Reference checks are a useful way for employers to gather information about applicants that they might not discover through the application and interview process. However, despite the usefulness of reference checking, many employers are legitimately concerned about lawsuits from former employees on the basis of information provided in response to a request for a reference, and liability for the actions of employees where the company failed to conduct a thorough reference check. This creates a catch-22 for employers. There is a detailed discussion of these legal issues.
To deal with employers' reluctance to provide information about former employees, a number of states have enacted laws “immunizing” employers against employee claims over such disclosures. The immunity laws generally provide protection from claims by former employees for defamation of character.

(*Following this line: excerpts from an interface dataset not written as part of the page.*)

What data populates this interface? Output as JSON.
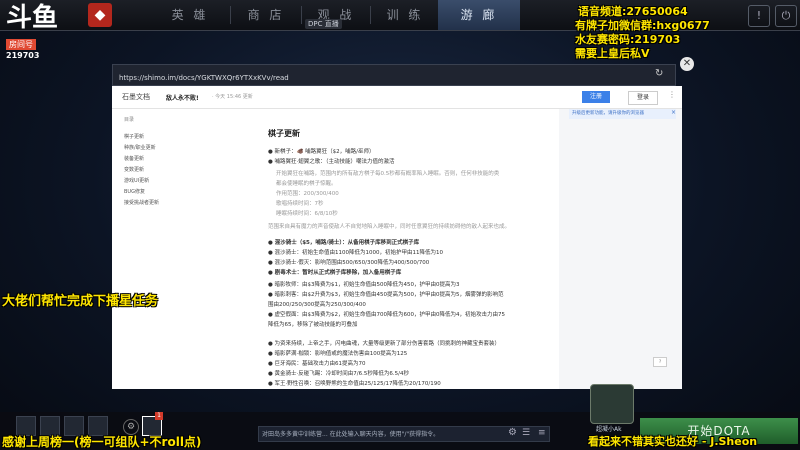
{
  "nav": {
    "tabs": [
      "英 雄",
      "商 店",
      "观 战",
      "训 练",
      "游 廊"
    ],
    "active_tab": "游 廊",
    "dpc_badge": "DPC 直播"
  },
  "douyu": {
    "logo": "斗鱼",
    "room_label": "房间号",
    "room_number": "219703"
  },
  "overlay": {
    "top_right": [
      "语音频道:27650064",
      "有牌子加微信群:hxg0677",
      "水友赛密码:219703",
      "需要上皇后私V"
    ],
    "left_banner": "大佬们帮忙完成下播星任务",
    "bottom_left": "感谢上周榜一(榜一可组队+不roll点)",
    "bottom_right": "看起来不错其实也还好 - J.Sheon"
  },
  "browser": {
    "url": "https://shimo.im/docs/YGKTWXQr6YTXxKVv/read"
  },
  "doc": {
    "brand": "石墨文档",
    "title": "敌人永不败!",
    "meta": "· 今天 15:46 更新",
    "register": "注册",
    "login": "登录",
    "banner": "升级后更新功能，请升级你的浏览器",
    "sidebar_title": "目录",
    "toc": [
      "棋子更新",
      "种族/职业更新",
      "装备更新",
      "变数更新",
      "游戏UI更新",
      "BUG修复",
      "接受挑战者更新"
    ],
    "heading": "棋子更新",
    "lines": [
      {
        "t": "● 新棋子：🐗 哺路翼狂（$2，哺路/巫师）",
        "s": "b"
      },
      {
        "t": "● 哺路翼狂·翅翼之歌：（主动技能）嘲法力值的激活",
        "s": ""
      },
      {
        "t": "开始翼狂在哺路，范围内的所有敌方棋子每0.5秒都有概率陷入睡眠。否则，任何非技能的类",
        "s": "gray"
      },
      {
        "t": "都会使睡眠的棋子惊醒。",
        "s": "gray"
      },
      {
        "t": "作用范围：200/300/400",
        "s": "gray"
      },
      {
        "t": "歌唱持续时间：7秒",
        "s": "gray"
      },
      {
        "t": "睡眠持续时间：6/8/10秒",
        "s": "gray"
      },
      {
        "t": "范围来自具有魔力的声音使敌人不自觉地陷入睡眠中，同时任意翼狂的持续妨碍他的敌人起来也成。",
        "s": "gray"
      },
      {
        "t": "● 混沙骑士（$5，哺路/骑士）：从备用棋子库移到正式棋子库",
        "s": "b"
      },
      {
        "t": "● 混沙骑士：初始生命值由1100降低为1000，初始护甲由11降低为10",
        "s": ""
      },
      {
        "t": "● 混沙骑士·假灭：影响范围由500/650/300降低为400/500/700",
        "s": ""
      },
      {
        "t": "● 剧毒术士：暂时从正式棋子库移除，加入备用棋子库",
        "s": "b"
      },
      {
        "t": "● 暗影牧师：由$3降费为$1，初始生命值由500降低为450，护甲由0提高为3",
        "s": ""
      },
      {
        "t": "● 暗影刺客：由$2升费为$3，初始生命值由450提高为500，护甲由0提高为5，烟雾弹的影响范",
        "s": ""
      },
      {
        "t": "围由200/250/300提高为250/300/400",
        "s": ""
      },
      {
        "t": "● 虚空假面：由$3降费为$2，初始生命值由700降低为600，护甲由0降低为4，初始攻击力由75",
        "s": ""
      },
      {
        "t": "降低为65，移除了被动技能的可叠加",
        "s": ""
      },
      {
        "t": "● 为资来持续，上帝之手，闪电曲魂，大量等级更新了部分伤害套路（同挑刺的神藏宝贵套装）",
        "s": ""
      },
      {
        "t": "● 暗影萨满·枷锁：影响值或的魔法伤害由100提高为125",
        "s": ""
      },
      {
        "t": "● 巨牙海民：基础攻击力由61提高为70",
        "s": ""
      },
      {
        "t": "● 黄金骑士·反碰飞踢：冷却时间由7/6.5秒降低为6.5/4秒",
        "s": ""
      },
      {
        "t": "● 军王·野性召唤：召唤野熊的生命值由25/125/17降低为20/170/190",
        "s": ""
      }
    ]
  },
  "bottom": {
    "chat_placeholder": "对田岛多多黄中训练营... 在此处输入聊天内容，使用\"/\"获得指令。",
    "friend_label": "超凝小Ak",
    "start_button": "开始DOTA"
  },
  "colors": {
    "overlay_yellow": "#ffe600",
    "active_tab": "#3a4d6b",
    "start_green": "#2f7a3a"
  }
}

Indiana has a reference immunity law. Under Indiana law, employers are immune from liability for disclosing information about a current or former employee, unless it is proven by a preponderance of the evidence that the information disclosed was known to be false at the time the disclosure was made (IN Code Sec. 22-5-3-1).
Within 30 days of receiving a written request from a prospective employee, a prospective employer must provide copies of any written communication with the prospective employee's current or former employers if those communications might be relied on in the hiring decision. Therefore, employers should keep in mind that any written references will not be confidential.
Practical advice. Even with a reference immunity law, employers in Indiana should consider taking precautionary measures when giving references, ...